In France at least (which is good, because we usually only get a very Anglo-Saxon view of these things).
Some of the really interesting points are about mobiles becoming collective items passed around social groups (in response to free talk-time packages) as well as the nature of and relationship to the devices on an emotional/cultural level.
It’s all interesting and you should have a read in detail and it’s fascinating to see how culture takes up tools and plays with their affordances. This last point about the taking of photos with mobiles was interesting to me:
The mobile phone is seen as a â€œaverage mediumâ€ that renews amateur photo and film practice.
Mobile phone images are viewed as precarious images, often of uncertain quality, not to be printed and not be shared between devices. These images always call up a description of something one should see. They serve to create memories and to prove that one really was present at the event one is talking about (e.g. a concert, a celebrity passing by â€¦).
Mobile phone images are integrated within several reference frameworks that preceded the phone: the journalism of the everyday and one’s own life, spontaneous family images as opposed to fake happiness, the sensationalism that comes with having to set up brief, clear, efficient and striking acts.
More spectacular scenes can raise the challenge by bringing in the grotesque, the playful, the macabre, even violence. This is what lead to the videos gags, the MTV Jackass and the so-called ‘snuff movies’. The aggressions filmed on a mobile phone are one of the most recent expressions of this (although the expression ‘happy slapping’ was not used by any of the people interviewed within this study).
I’m not sure who did the translation (the blog post doesn’t show the author), but I’m guessing it was Mark Vanderbeeken who maintains Experientia.
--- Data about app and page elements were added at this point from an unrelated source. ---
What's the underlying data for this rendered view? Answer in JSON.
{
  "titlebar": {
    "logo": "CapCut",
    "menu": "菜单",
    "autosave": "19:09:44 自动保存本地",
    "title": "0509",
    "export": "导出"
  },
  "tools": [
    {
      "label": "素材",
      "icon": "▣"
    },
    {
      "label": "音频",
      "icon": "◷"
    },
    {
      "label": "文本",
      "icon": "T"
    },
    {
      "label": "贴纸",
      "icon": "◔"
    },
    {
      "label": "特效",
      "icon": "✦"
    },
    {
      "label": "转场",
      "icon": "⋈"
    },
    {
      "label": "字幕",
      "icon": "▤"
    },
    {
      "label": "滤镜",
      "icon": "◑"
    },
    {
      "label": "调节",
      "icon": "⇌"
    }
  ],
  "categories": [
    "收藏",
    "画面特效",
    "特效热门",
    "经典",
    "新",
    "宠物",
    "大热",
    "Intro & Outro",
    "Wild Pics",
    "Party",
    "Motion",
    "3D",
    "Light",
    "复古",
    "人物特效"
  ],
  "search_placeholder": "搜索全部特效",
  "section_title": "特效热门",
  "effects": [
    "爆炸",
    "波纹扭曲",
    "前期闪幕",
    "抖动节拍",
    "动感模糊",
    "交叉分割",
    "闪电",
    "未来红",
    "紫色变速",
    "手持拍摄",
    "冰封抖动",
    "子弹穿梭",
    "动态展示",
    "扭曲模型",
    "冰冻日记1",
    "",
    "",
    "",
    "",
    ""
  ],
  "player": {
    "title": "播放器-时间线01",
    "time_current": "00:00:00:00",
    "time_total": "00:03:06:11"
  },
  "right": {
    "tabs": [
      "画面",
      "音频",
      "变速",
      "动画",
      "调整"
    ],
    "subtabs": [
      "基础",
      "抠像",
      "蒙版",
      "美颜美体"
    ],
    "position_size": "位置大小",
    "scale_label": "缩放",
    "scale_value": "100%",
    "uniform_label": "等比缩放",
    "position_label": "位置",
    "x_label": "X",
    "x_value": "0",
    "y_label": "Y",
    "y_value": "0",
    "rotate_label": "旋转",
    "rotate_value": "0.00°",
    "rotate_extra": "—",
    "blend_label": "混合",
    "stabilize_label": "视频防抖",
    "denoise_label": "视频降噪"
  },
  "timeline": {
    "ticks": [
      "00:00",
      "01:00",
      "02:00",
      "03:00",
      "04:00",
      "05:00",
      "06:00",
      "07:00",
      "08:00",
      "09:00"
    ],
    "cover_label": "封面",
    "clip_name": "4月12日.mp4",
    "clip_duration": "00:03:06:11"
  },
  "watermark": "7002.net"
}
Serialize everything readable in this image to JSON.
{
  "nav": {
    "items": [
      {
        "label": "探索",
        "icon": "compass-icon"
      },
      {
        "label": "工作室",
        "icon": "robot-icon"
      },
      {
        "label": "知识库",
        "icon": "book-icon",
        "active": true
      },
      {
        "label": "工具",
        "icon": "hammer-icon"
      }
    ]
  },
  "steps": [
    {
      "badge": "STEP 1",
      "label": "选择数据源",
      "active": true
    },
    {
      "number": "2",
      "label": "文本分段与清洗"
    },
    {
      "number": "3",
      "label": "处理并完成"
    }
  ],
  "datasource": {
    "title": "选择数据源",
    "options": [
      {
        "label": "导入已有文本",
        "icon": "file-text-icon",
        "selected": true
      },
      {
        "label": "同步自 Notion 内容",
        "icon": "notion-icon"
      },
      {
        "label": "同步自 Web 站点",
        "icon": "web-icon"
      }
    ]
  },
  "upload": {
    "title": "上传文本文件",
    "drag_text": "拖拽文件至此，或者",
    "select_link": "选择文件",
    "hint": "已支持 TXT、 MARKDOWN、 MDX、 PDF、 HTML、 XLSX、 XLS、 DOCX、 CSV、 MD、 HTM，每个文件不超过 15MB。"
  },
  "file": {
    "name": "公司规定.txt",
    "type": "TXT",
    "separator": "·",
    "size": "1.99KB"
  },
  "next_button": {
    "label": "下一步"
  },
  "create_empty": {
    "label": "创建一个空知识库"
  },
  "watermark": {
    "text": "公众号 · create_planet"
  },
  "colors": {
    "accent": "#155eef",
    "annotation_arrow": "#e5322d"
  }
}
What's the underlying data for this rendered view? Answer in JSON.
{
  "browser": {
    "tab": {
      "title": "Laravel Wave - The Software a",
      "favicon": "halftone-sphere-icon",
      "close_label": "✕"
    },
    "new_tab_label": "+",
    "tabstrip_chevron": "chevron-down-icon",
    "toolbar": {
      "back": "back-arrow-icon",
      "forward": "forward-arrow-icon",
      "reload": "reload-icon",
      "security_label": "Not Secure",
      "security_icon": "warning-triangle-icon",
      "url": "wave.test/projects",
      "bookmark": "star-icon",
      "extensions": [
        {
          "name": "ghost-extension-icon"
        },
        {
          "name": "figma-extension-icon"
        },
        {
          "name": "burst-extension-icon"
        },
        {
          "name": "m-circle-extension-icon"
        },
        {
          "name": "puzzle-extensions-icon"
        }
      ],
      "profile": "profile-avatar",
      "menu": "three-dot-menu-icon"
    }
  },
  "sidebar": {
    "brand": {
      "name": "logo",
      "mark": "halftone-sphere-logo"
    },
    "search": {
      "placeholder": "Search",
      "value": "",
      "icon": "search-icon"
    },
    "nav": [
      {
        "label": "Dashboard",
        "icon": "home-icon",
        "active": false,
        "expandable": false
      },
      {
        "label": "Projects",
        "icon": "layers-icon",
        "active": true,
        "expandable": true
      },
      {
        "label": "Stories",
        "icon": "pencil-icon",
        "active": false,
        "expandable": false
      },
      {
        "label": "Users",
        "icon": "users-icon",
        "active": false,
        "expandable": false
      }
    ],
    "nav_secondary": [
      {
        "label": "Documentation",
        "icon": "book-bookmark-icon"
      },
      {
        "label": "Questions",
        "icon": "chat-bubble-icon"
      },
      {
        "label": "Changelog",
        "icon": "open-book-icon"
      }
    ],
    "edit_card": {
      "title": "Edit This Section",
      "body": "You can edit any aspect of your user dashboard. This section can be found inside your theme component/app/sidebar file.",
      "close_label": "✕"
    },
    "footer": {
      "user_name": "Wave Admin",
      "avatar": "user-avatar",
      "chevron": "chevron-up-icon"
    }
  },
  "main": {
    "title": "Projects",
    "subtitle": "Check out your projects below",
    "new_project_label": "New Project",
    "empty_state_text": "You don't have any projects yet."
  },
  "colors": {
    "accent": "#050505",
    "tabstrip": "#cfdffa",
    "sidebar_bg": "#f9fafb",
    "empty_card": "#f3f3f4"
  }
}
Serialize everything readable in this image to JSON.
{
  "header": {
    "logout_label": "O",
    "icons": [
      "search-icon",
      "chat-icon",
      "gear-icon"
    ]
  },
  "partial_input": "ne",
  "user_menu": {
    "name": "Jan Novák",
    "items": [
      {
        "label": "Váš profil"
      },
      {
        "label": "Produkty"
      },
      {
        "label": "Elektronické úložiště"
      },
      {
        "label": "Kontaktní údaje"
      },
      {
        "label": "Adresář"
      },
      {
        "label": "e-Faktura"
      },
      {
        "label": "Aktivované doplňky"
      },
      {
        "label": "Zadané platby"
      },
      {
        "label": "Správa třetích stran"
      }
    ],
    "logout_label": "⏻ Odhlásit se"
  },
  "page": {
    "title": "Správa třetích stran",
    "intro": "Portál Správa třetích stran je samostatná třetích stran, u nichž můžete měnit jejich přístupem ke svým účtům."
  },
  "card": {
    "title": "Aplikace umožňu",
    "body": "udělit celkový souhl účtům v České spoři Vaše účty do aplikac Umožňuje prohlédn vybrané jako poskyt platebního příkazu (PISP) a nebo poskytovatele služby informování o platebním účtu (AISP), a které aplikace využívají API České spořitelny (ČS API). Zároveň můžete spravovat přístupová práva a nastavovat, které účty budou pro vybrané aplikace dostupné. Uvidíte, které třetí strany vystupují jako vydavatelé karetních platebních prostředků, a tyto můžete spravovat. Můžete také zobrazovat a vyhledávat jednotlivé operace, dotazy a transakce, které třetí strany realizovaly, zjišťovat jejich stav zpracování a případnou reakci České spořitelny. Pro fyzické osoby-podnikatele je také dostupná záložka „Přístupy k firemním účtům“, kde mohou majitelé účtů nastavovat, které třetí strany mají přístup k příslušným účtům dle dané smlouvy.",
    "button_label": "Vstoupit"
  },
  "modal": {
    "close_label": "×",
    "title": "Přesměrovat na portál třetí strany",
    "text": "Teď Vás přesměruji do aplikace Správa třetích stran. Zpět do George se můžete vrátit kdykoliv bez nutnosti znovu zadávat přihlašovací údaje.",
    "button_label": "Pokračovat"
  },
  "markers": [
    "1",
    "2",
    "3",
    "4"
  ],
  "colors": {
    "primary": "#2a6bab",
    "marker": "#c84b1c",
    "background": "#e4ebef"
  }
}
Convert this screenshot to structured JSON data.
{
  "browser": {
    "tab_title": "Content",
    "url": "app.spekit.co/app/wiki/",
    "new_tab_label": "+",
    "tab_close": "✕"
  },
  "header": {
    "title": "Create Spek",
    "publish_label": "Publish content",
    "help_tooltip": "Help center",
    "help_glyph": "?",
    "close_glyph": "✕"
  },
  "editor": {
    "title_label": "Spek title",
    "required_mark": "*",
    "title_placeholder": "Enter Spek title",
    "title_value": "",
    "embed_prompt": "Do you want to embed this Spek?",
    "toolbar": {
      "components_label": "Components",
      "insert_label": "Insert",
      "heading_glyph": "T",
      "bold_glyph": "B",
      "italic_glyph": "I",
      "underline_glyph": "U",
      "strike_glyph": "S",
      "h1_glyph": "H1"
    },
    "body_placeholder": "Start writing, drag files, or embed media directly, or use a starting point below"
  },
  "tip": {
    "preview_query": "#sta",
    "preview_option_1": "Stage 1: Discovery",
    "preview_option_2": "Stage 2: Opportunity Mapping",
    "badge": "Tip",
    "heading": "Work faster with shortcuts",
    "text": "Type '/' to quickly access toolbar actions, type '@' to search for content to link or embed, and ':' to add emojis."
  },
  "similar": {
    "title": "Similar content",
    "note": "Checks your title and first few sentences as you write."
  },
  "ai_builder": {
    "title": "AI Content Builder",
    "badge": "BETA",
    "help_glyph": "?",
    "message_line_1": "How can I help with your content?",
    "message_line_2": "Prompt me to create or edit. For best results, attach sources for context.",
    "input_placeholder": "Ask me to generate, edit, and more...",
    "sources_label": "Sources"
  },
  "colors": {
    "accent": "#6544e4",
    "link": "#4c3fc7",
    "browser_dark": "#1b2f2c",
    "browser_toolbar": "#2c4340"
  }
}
I can’t thank him enough, my schoolboy French would have bee soon out of its depth and drowning in a sea of declensions.